A quality name is necessary for jump-starting a band, but how do you find the right one? In the case of Hyde Park’s “Large and Lovely,” inspiration struck in the form of an advertisement for plus-size phone sex operators. The band has attracted an audience that goes well beyond the horny, lonely, and middle-aged, and much of it is sure to be in attendance at their January 23 show at the group’s Bridgeport loft Go-Go Town.
The members of Large and Lovely don’t shrink from their tongue-in-cheek title. Guitarist Danny Schwartz, for instance, explains the band’s ambition to recruit women from the ad as backup dancers. But his bandmates also describe their name as a reaction to the anemic state of rock. Drummer Steve Wieschowski clarifies, “A lot of rock these days is in this lo-fi, rough style–it really sounds like shit you do in high school in your garage.” Bassist Dave McQuown adds, archly, “There’s just not enough music with balls, force, or ‘rockness.’” The group spent its first six months jamming at parties in Hyde Park, and even recorded a set for WHPK’s Friday night Pure Hype live show–although McQuown ruefully concedes that the CD they got back from the radio recording was “pretty terrible.”
That’s not to say that Large and Lovely, now in its second year, is a band of amateurs. All three members played in bands previously, and were brought together by a shared interest in rock and blues. However, their musical influences are diverse. McQuown admits an appreciation for everything from “fist pumping stuff…‘70s tight pants bands” to John Coltrane and African dance music of the ‘60s and ‘70s. Wieschowski notes, “I love Black Sabbath–really, I love anything with complex drumming, not just four-upbeat or something like that,” while Schwartz expresses a particular appreciation for notoriously heavy noise-rockers the Melvins, as well as “more brooding stuff.” That combination results in a distinctive style that the trio jokingly describes as “big black sex rock” and, more seriously, says is “born of rock, metal, jazz, blues, and funk.” They’ve also moved away from jamming live, though McQuown remarks, “We have songs that were written two years ago, and we have songs we wrote four days ago.” He adds, “The newer songs are definitely…funkier…and we’re much more tighter.” The goal for Friday’s show? Get the place “crawling to the walls, and people coming by to say they digged it.”
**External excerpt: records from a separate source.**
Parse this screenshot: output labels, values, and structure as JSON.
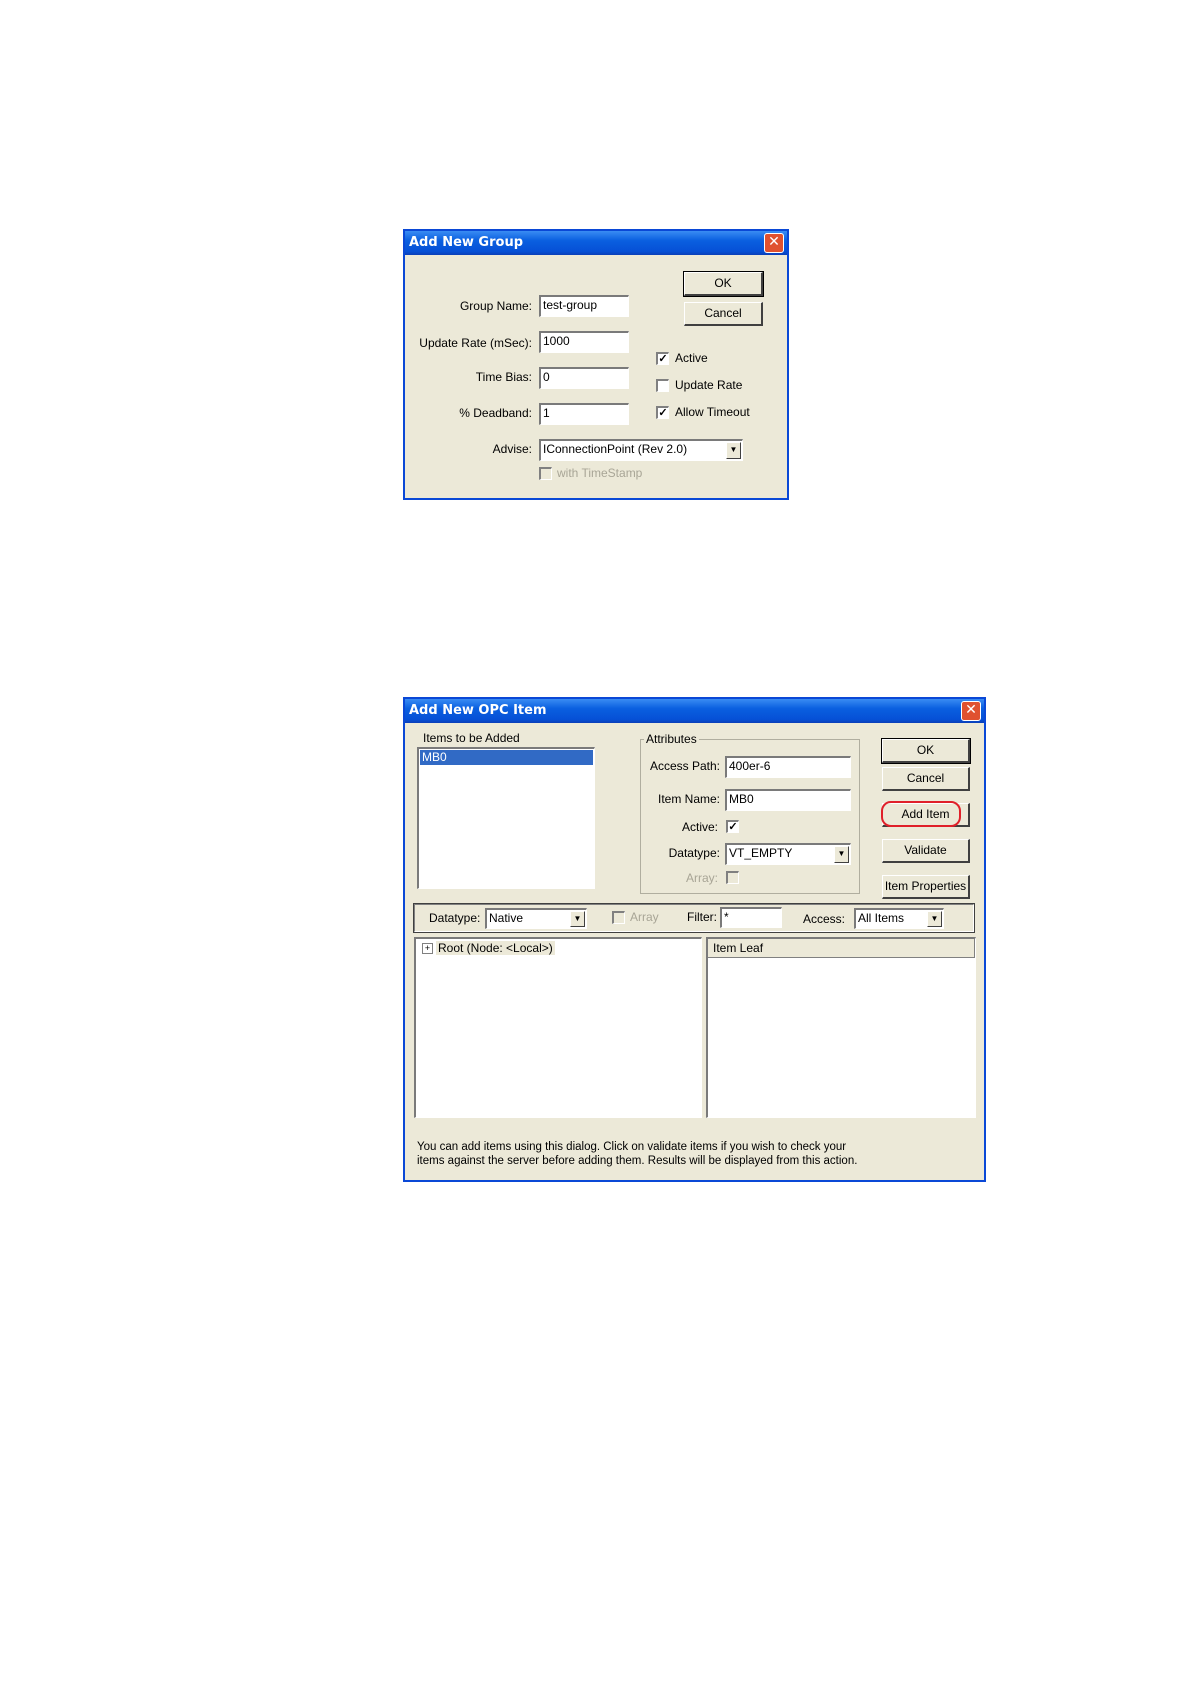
{
  "dialog1": {
    "title": "Add New Group",
    "close_glyph": "✕",
    "labels": {
      "group_name": "Group Name:",
      "update_rate": "Update Rate (mSec):",
      "time_bias": "Time Bias:",
      "deadband": "% Deadband:",
      "advise": "Advise:"
    },
    "values": {
      "group_name": "test-group",
      "update_rate": "1000",
      "time_bias": "0",
      "deadband": "1",
      "advise": "IConnectionPoint (Rev 2.0)"
    },
    "buttons": {
      "ok": "OK",
      "cancel": "Cancel"
    },
    "checks": {
      "active": {
        "label": "Active",
        "checked": "✓"
      },
      "update_rate": {
        "label": "Update Rate",
        "checked": ""
      },
      "allow_timeout": {
        "label": "Allow Timeout",
        "checked": "✓"
      },
      "with_timestamp": {
        "label": "with TimeStamp",
        "checked": ""
      }
    }
  },
  "dialog2": {
    "title": "Add New OPC Item",
    "close_glyph": "✕",
    "items_to_add": {
      "label": "Items to be Added",
      "items": [
        "MB0"
      ]
    },
    "attributes": {
      "title": "Attributes",
      "access_path_label": "Access Path:",
      "access_path_value": "400er-6",
      "item_name_label": "Item Name:",
      "item_name_value": "MB0",
      "active_label": "Active:",
      "active_checked": "✓",
      "datatype_label": "Datatype:",
      "datatype_value": "VT_EMPTY",
      "array_label": "Array:"
    },
    "buttons": {
      "ok": "OK",
      "cancel": "Cancel",
      "add_item": "Add Item",
      "validate": "Validate",
      "item_properties": "Item Properties"
    },
    "filter_bar": {
      "datatype_label": "Datatype:",
      "datatype_value": "Native",
      "array_label": "Array",
      "filter_label": "Filter:",
      "filter_value": "*",
      "access_label": "Access:",
      "access_value": "All Items"
    },
    "tree": {
      "root": "Root (Node: <Local>)",
      "expander": "+"
    },
    "leaf": {
      "header": "Item Leaf"
    },
    "help_text_1": "You can add items using this dialog.  Click on validate items if you wish to check your",
    "help_text_2": "items against the server before adding them.  Results will be displayed from this action.",
    "highlight_color": "#e0202a"
  }
}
Also on the funk path are Hyde Park’s Lifestyle Choices, inspired by Neil Young, funk and reggae. The energetic quartet of Alex Yablon, Seth Samelson, Dave Reese, and Brad DuBois allegedly came into being after Brad’s defeat in a drinking contest, though he feels no ill-will–probably because the story is merely a myth DuBois made up to cover up the band’s otherwise ho-hum beginnings. Not that he needs the incentive to play. “I’ve learned to play fast, to be very creative, and to play loud,” DuBois remarks. “I really like drumming, and I’ll do it in whatever group I can get into.”
DuBois is a familiar face on the Hyde Park scene; he also drums for the show’s headliners, the Butts, another local staple. Between these three honed acts, as well as opener Puking Pearls, it should be a noisy night in Bridgeport.
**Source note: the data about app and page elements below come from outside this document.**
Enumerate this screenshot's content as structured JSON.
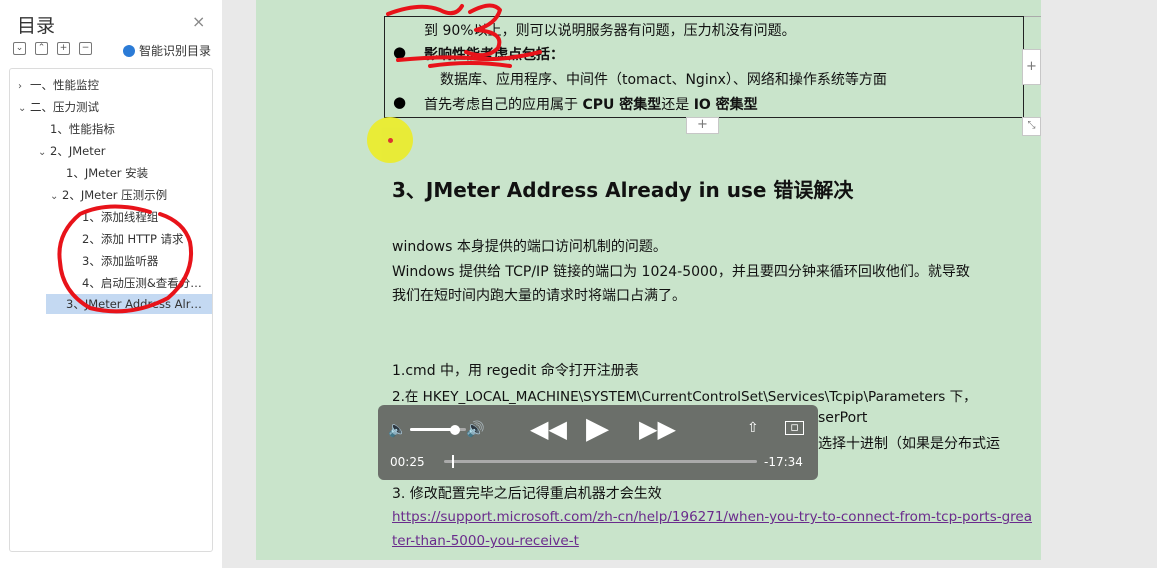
{
  "sidebar": {
    "title": "目录",
    "close": "×",
    "toolbar": {
      "collapse_all": "⌄",
      "expand_all": "⌃",
      "add": "+",
      "remove": "−",
      "smart_label": "智能识别目录"
    },
    "items": [
      {
        "arrow": "›",
        "label": "一、性能监控"
      },
      {
        "arrow": "⌄",
        "label": "二、压力测试"
      },
      {
        "arrow": "",
        "label": "1、性能指标"
      },
      {
        "arrow": "⌄",
        "label": "2、JMeter"
      },
      {
        "arrow": "",
        "label": "1、JMeter 安装"
      },
      {
        "arrow": "⌄",
        "label": "2、JMeter 压测示例"
      },
      {
        "arrow": "",
        "label": "1、添加线程组"
      },
      {
        "arrow": "",
        "label": "2、添加 HTTP 请求"
      },
      {
        "arrow": "",
        "label": "3、添加监听器"
      },
      {
        "arrow": "",
        "label": "4、启动压测&查看分…"
      },
      {
        "arrow": "",
        "label": "3、JMeter Address Alr…"
      }
    ]
  },
  "doc": {
    "line1": "到 90%以上，则可以说明服务器有问题，压力机没有问题。",
    "bullet1_label": "影响性能考虑点包括：",
    "line3": "数据库、应用程序、中间件（tomact、Nginx）、网络和操作系统等方面",
    "bullet2_pre": "首先考虑自己的应用属于 ",
    "bullet2_b1": "CPU 密集型",
    "bullet2_mid": "还是 ",
    "bullet2_b2": "IO 密集型",
    "bullet_glyph": "●",
    "heading": "3、JMeter Address Already in use 错误解决",
    "para1": "windows 本身提供的端口访问机制的问题。",
    "para2a": "Windows 提供给  TCP/IP 链接的端口为  1024-5000，并且要四分钟来循环回收他们。就导致",
    "para2b": "我们在短时间内跑大量的请求时将端口占满了。",
    "step1": "1.cmd 中，用 regedit 命令打开注册表",
    "step2": "2.在  HKEY_LOCAL_MACHINE\\SYSTEM\\CurrentControlSet\\Services\\Tcpip\\Parameters 下，",
    "step2_hidden_tail": "serPort",
    "step2_hidden_tail2": "选择十进制（如果是分布式运",
    "step3": "3.  修改配置完毕之后记得重启机器才会生效",
    "link1": "https://support.microsoft.com/zh-cn/help/196271/when-you-try-to-connect-from-tcp-ports-grea",
    "link2": "ter-than-5000-you-receive-t"
  },
  "player": {
    "elapsed": "00:25",
    "remaining": "-17:34",
    "volume": 0.8,
    "progress": 0.024
  },
  "colors": {
    "page": "#c9e4cb",
    "player": "#6b6f6a",
    "scribble": "#e8131a",
    "link": "#6a2b8c",
    "selection": "#c4d9f2"
  }
}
Go-Go Town, 3117 S Morgan St. Friday, January 23. 9pm. (773)301-4425. Donation suggested. myspace.com/gogotown3117